What we do for others and what happens to them are, most of the time, not related. Each person is autonomous. We all have the power to choose for ourselves.
We can lavish someone with love, we can take care of them and they can still choose to abandon themselves. We can provide them with all the nurturing that we think they need and they can still choose to be unwell. We can offer them opportunities to move to a better place, based on our perspective, and they can still choose to stay where they are or even regress to their old ways.
We have to feel free in offering love, but doing so includes setting healthy boundaries. In order to give unconditionally, we must know where we end and where another person begins. We must be aware of what is ours and what isn’t.

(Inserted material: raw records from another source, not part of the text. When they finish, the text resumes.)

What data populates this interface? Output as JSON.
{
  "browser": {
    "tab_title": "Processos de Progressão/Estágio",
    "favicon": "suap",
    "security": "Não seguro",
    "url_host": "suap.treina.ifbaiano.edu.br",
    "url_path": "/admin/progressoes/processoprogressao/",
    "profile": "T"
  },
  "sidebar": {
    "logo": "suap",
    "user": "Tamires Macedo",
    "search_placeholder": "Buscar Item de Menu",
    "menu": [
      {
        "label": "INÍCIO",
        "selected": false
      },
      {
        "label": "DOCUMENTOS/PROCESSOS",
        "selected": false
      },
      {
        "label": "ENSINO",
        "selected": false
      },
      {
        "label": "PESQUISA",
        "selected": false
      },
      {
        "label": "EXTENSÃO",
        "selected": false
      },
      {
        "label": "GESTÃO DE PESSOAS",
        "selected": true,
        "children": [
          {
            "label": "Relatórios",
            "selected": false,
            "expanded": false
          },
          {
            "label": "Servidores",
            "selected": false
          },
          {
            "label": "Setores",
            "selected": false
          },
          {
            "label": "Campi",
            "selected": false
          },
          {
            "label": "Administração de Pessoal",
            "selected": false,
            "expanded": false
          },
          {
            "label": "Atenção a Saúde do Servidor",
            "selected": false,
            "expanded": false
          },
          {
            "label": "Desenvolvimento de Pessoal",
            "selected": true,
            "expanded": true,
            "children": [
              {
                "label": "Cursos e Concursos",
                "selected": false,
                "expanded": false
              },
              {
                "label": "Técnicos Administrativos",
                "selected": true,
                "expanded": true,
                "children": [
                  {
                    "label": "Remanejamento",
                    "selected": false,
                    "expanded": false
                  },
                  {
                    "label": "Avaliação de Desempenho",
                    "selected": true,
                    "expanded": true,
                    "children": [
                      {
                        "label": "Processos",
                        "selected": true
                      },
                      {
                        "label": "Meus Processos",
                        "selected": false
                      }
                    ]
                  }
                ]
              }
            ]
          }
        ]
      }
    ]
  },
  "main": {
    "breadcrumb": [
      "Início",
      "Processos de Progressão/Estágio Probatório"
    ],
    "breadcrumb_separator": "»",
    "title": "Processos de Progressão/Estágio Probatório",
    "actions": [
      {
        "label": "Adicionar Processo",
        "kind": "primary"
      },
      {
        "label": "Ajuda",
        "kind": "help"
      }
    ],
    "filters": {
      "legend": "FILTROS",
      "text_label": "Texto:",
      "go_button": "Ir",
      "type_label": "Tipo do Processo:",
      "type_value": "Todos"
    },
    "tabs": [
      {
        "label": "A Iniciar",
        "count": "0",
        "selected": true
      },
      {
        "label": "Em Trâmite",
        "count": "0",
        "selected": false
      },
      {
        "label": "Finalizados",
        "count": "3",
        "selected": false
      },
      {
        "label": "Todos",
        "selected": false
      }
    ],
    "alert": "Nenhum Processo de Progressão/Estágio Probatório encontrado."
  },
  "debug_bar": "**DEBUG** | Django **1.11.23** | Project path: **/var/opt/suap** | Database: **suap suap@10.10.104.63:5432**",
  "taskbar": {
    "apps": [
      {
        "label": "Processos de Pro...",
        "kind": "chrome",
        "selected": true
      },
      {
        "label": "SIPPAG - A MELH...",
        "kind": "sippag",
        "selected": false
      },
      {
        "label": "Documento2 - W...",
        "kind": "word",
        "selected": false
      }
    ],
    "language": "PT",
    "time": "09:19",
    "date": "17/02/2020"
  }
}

Loving another includes honoring their freedom to choose for themselves.
It becomes suffocating – and not liberating – for both parties when we get attached to outcomes, when instead of focusing on giving, we are driven to prove that we are right. Then it becomes an ego trip. Then we get frustrated. We feel rejected. We become resentful.
There is no reason to take things personally or judge other people’s choices if they’re somewhat different from what we prefer. Love is always offered, but it is also always an option to receive it.